The first thing that needs to be explained about this French import from writer/director/actress Maïwenn Le Besco is the title: no, “polisse” is not some obscure word too sophisticated to have come up in your high school French class. It is, rather, a child's misspelling of “police,” which — you may remember, if any of that class's faded vocabulary is still yours to dredge up — is French for “police.” How uncharacteristically straightforward!
Indeed, this film was going to be called “Police,” but was renamed to avoid confusion with Maurice Pialat's well-remembered (in France) 1985 film of that title. So, when asking for tickets, don't distort your lingual muscles trying to pronounce it the way it looks, the way I did. “Police” will do just fine.
The childish spelling is appropriate, since the film centers on the activities of the Paris Police's Child Protection Unit, which is charged with nabbing abusers, including (but not limited to) molesters and rapists.
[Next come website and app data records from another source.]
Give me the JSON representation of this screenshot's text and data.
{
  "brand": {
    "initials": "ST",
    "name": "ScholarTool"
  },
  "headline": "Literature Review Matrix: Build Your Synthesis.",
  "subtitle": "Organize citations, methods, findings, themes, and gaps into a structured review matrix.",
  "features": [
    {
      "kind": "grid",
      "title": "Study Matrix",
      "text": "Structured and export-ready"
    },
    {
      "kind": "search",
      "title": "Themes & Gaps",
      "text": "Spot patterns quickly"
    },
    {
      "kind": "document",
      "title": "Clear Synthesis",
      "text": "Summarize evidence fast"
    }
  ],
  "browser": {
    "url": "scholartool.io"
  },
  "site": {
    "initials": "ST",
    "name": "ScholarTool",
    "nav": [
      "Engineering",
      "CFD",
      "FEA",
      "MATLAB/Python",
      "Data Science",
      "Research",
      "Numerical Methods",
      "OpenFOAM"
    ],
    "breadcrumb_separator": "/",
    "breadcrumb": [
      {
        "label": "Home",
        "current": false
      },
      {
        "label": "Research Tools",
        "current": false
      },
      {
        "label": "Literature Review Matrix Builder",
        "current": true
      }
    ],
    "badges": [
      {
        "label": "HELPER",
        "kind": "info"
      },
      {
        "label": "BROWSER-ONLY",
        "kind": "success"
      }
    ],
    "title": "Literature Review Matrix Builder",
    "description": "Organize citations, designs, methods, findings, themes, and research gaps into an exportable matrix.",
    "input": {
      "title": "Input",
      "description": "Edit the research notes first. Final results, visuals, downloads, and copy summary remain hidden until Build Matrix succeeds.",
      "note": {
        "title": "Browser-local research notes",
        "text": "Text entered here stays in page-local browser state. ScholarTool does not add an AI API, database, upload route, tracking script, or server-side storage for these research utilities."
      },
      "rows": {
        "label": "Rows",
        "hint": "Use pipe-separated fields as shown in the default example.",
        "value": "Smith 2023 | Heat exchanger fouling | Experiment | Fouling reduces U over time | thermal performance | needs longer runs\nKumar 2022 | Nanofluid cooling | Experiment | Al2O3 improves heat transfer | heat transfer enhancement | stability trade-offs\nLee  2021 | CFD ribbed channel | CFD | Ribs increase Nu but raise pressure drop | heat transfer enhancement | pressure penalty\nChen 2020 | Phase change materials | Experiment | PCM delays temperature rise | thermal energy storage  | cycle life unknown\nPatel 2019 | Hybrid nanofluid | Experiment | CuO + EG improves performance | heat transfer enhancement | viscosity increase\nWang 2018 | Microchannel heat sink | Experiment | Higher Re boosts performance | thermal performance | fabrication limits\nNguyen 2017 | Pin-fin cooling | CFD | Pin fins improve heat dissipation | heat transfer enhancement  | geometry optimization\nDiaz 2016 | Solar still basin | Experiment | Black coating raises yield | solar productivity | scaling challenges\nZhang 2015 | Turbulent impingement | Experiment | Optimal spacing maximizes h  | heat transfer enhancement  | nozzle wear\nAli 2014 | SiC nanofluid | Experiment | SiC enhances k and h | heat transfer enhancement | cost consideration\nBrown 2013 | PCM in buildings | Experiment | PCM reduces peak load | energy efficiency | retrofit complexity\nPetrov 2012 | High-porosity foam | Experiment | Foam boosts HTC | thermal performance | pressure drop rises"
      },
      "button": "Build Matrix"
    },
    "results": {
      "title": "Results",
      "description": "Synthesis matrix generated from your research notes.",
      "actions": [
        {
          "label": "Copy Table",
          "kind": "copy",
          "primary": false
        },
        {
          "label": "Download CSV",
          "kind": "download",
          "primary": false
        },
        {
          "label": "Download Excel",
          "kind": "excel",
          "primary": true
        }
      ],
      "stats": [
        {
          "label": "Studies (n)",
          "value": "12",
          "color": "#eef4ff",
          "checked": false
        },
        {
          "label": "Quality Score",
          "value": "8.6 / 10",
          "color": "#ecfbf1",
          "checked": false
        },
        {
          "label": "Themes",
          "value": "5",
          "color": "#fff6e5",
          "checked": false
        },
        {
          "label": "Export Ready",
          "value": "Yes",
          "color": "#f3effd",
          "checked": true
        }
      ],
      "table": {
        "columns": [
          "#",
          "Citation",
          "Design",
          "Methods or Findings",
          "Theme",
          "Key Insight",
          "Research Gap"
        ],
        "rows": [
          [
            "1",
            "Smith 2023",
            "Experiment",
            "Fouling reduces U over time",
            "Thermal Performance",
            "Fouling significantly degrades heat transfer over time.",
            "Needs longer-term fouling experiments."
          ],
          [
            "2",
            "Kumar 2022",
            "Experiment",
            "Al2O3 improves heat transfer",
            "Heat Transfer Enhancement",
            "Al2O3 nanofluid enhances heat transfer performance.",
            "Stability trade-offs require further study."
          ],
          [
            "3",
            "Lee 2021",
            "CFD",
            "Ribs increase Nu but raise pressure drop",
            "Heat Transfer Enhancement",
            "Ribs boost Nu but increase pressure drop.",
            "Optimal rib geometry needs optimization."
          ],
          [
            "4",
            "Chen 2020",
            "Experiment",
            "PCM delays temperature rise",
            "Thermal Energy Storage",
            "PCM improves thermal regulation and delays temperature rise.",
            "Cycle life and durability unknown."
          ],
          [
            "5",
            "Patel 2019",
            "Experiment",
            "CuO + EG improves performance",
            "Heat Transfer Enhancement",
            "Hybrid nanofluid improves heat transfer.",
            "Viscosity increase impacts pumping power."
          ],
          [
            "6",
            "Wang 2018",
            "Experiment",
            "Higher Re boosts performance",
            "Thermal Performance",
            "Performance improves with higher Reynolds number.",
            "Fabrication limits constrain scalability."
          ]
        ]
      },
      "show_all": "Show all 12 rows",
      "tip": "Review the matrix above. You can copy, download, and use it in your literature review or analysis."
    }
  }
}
The members of this force are mocked by Homicide, Narcotics and other “serious” departments as the “Baby Unit.” The others see the CPU's concerns as “juvenile” — just child rape, incest, teen suicides. You know, kids' stuff. It's hard to imagine a more dispiriting, unsavory beat.